 Saturday, March 30, 2013
Six riders from San Angelo decided to tackle Allen Lane near Christoval Saturday morning. Allen Lane is one of the three popular roads for those wishing to practice hill climbs.
From left, Christine Jones, Liz Rappe, Wilbur Thomas, Loyd Evans, and Brian Backlund. As one may recall, on the previous weekend, Christine, Loyd, and Brian all placed in their categories at Abilene's Steam N Wheels.
As some of us were training to go to Liberty Hill's Spokes N Spurs next weekend, we felt a practice hill climb ride was in order.
 Turning off of Highway 277 onto Allen Lane, the road immediately starts the first incline. Up to the curve in the road, there is a steady climb of 3-4-5%. After the turn, the road goes up again and culminates at a 14% grade.
(Editorial note: It's spring in most of Texas. I like the little wild red bud tree.)
 For the next 7 miles, there is a steady series of rollers.
 By the Garmin read out, I counted 7 hills that were over 12%. Maybe we should call Allen Lane Seven Sisters (another popular hill climb route is called Seven Sisters).  
 However, this particular road would have to be called the Clan because besides the 7 steep grades, I counted 16 hills over 5% and a multitude of "blips".
 I was caught breaking my "forced" New Year's resolution--no photos from behind the pack. Christine would complain of my photos, but as I have explained numerous times, what choice do I have since I am always bringing up the rear of the group?
 At the turn-around point, I was able to take an acceptable photo.
 One of the ranchers on Allen Lane is not known for his hospitality, rather his hostility especially toward bikers.
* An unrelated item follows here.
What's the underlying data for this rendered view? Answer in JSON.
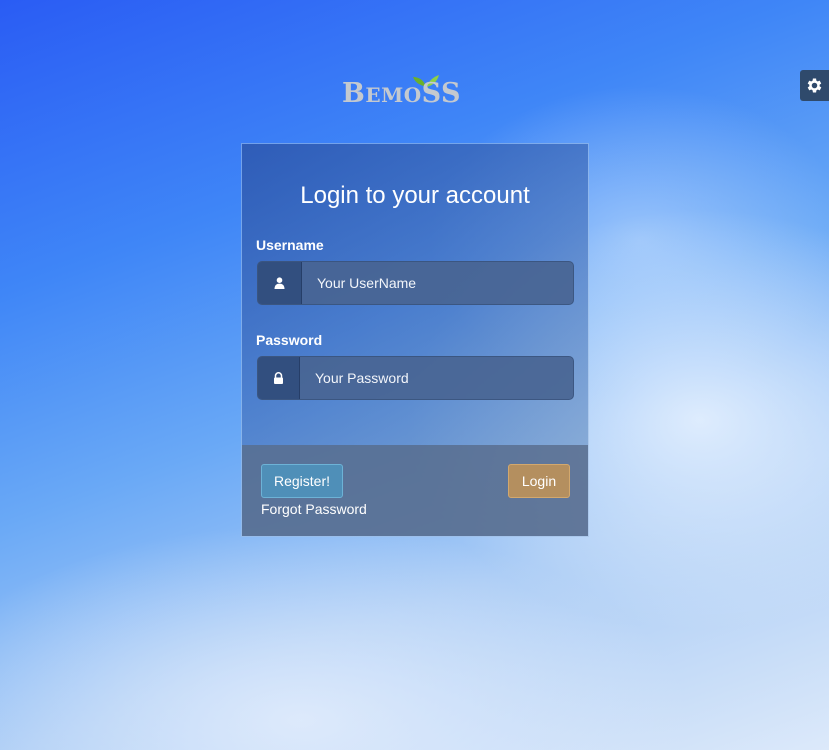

He has repeatedly pulled up beside us and let us know that he is not responsible if he hits one of us. The last time we saw him, he was showing us his 45 pistol as he thought one of us was a bear. Really now, a bear with blinking tail lights and yellow reflectors. Strange bears we have in Texas.
 It was fun getting to the turn-around point but the hill to get us out of the valley is another one of those 14% grades. Good work out hill.
 Going out Allen Lane is one climb after another. Going back, it is mostly downhill. It takes half as long to return as it does to go out. There are still plenty of hills on the way back, so one is assured a good workout coming and going.
 After Allen Lane, we travelled to a residential area. At this gateway entrance was a flower bed of the most bluebonnets we saw on the whole ride.   
 These were wildflowers along side of the road. They are "Texas tough" since it has been a while since they have had rain.
But we could not get enough of the bluebonnets. The weather forecasts hint of rain, so maybe we will be able to see fields of flowers before spring is over.

1 comment:

  1. Greetings, You Mountain Bikers, You! There is a mountain range in Canmore, Alberta called "The Three Sisters". Nobody bikes them! 12 and 14% grades are WAY TOO MUCH. How do you do that?

    Thank you for commiserating with Steadfast on her woes. Yes, we are very thankful the throttle didn't get stuck on full. As it was, a transmission linkage keeping us in forward was enough of a problem. The insurance surveyor comes on board tomorrow morning. We are "spit and polish" in preparation for his arrival. Maybe he will think Steadfast is so beautiful we NEED a total boat painting to keep her up to standard. :)

    Happy Easter. Rosemary